When Republican Florida Rep. Matt Gaetz, in a single tweet, equated the fight for reproductive freedom with “over-educated, under-loved millennials who sadly return from protests to a lonely microwave dinner with their cats, and no bumble matches” on Wednesday, I was far from insulted.
Instead, I laughed all the way upstairs to my husband, who’d been working in his home office. He’d been blissfully unaware of Gaetz’s latest round of nonsense and rolled his eyes (apparently he’s not as easily amused as I am). We openly wondered how it was possible for a sitting member of Congress to behave in ways so unbecoming of — so disrespectful to — such an important and public-facing position. After my husband went back to work, I reread Gaetz’s tweet, treated myself to some of the responses he received and laughed some more.
While Gaetz specifically called out millennials, it felt like an attempted attack on “over-educated” women of any generation.
There is so little about his perspective that makes actual sense. For instance, what does it mean to be “over-educated”? What’s wrong with microwaved meals and cats? And why is the dating app Bumble caught in the crossfire — unless, of course, it’s because it’s the first so-called feminist dating startup touted as empowering women by allowing them to make the first move, an antidote to the nightmares inspired by other matchmaking apps? What does Gaetz have against any of these things, other than that they give women more agency than he seems personally comfortable with?
Notwithstanding these unanswerable questions, many reactions to Gaetz’s statement are — perhaps rightfully and predictably — angry and pointing to the sexism and misogyny that has come to define today’s Republican Party.
But I’d like to present another perspective: Rather than viscerally responding to his attempt at mocking women, does it not require less psychic energy — less work — to simply treat him like a toddler throwing a temper tantrum in a crowded supermarket? Sure, it’s annoying, but smart adults do not feed into such behavior. Nor do they take it personally. I see the latest Gaetz drama as no different.
What’s wrong with microwaved meals and cats? And why is the dating app Bumble caught in the crossfire?
While Gaetz specifically called out millennials, it felt like an attempted attack on “over-educated” women of any generation. It’s clear that the congressman represents men who are absolutely terrified of educated women, perhaps because there’s strength and power in numbers. Statistically, there are more college-educated women than men in the United States. According to the Pew Research Center, women comprised 50.2 percent of the college-educated labor force as of 2019, a figure that was up from 45.1 percent in 2000.
Statista, a provider of market and consumer data, found that 38.3 percent of all women had completed four or more years of college in 2020. Was Gaetz really thinking straight when he saw fit to try to insult nearly 40 percent of women in the U.S.?
In his own state of Florida, about 26.7 percent of women had a bachelor’s degree or higher as of 2015, according to the Institute for Women’s Policy Research. That represented an increase of about 7 percentage points since 2000. It doesn’t seem like a wise political strategy to insult and dismiss such a large base. But psychology has taught us that fear can inspire some pretty irrational behavior.

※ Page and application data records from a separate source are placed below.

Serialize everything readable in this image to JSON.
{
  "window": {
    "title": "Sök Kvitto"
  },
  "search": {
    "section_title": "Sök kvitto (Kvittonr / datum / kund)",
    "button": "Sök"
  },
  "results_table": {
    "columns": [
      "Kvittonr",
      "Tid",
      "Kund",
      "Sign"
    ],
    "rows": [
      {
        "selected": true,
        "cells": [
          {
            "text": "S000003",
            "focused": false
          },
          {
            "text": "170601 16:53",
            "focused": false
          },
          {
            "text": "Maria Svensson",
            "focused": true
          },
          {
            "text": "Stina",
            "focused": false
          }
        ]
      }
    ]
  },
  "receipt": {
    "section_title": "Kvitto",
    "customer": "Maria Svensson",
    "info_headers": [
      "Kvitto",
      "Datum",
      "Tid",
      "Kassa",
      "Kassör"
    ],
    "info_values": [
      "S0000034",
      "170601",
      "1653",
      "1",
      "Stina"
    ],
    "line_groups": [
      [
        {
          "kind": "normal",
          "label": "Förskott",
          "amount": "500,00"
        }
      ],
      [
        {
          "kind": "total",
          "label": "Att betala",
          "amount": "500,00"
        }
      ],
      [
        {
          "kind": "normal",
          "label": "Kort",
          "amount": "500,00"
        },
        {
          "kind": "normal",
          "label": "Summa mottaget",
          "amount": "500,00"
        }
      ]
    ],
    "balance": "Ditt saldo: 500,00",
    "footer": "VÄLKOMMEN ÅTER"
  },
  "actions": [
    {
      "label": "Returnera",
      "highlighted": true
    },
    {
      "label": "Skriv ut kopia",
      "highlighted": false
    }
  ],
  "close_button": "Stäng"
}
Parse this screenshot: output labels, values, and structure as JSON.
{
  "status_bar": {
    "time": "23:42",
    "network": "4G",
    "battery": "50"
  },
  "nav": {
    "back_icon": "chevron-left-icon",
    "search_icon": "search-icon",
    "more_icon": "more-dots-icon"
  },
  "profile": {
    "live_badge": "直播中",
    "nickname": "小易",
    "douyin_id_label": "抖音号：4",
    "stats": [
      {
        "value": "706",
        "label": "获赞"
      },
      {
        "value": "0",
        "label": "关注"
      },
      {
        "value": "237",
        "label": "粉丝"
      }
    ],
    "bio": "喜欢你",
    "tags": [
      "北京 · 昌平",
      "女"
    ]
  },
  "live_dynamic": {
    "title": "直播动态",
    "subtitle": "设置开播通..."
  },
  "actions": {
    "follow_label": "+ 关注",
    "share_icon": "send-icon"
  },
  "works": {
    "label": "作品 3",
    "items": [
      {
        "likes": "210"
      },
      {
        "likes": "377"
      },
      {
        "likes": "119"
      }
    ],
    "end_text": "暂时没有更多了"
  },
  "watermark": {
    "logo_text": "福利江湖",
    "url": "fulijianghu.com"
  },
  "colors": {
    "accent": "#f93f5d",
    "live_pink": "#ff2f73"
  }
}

Many women, like myself, have carefully crafted a life replete with advanced degrees and educational pursuits that would put us in a position to call our own shots. Perhaps that makes us “over-educated.” Despite my abundant credentials, my spouse adores me, and I enjoy the occasional microwaved meal with my recently adopted rescue cat. This is why I’m able to laugh at the Florida congressman and even pity him. After all, that’s what education affords women: the ability to see such misogynistic and outdated perspectives as the foolish and fear-based drivel that they are.
To be sure, I understand the anger with Gaetz’s viral tweet. His perspective is misogynistic, and his view of women (and cats) is nothing short of vile and putrid. That the nation’s women continue to do battle with privileged white men while some of these same men are embroiled in their own ongoing legal troubles is a farce. These are understatements.
But Gaetz perhaps offered the lone comedic moment since the nation learned just how close the Supreme Court is to overturning Roe v. Wade. For women to be on the precipice — again — of losing their basic human right to bodily autonomy is to inspire a gut-clenching rage. I, like so many, have felt this fury with the fire of a thousand suns. But I think it’s wise, in between the fighting and the raging that lies ahead, to seize every opportunity to laugh. In this way, Gaetz will never disappoint. His words, far from clever, struck me as a pathetic, last-ditch effort to whine about that which he and men like him seem to fear most: educated and powerful women with agency.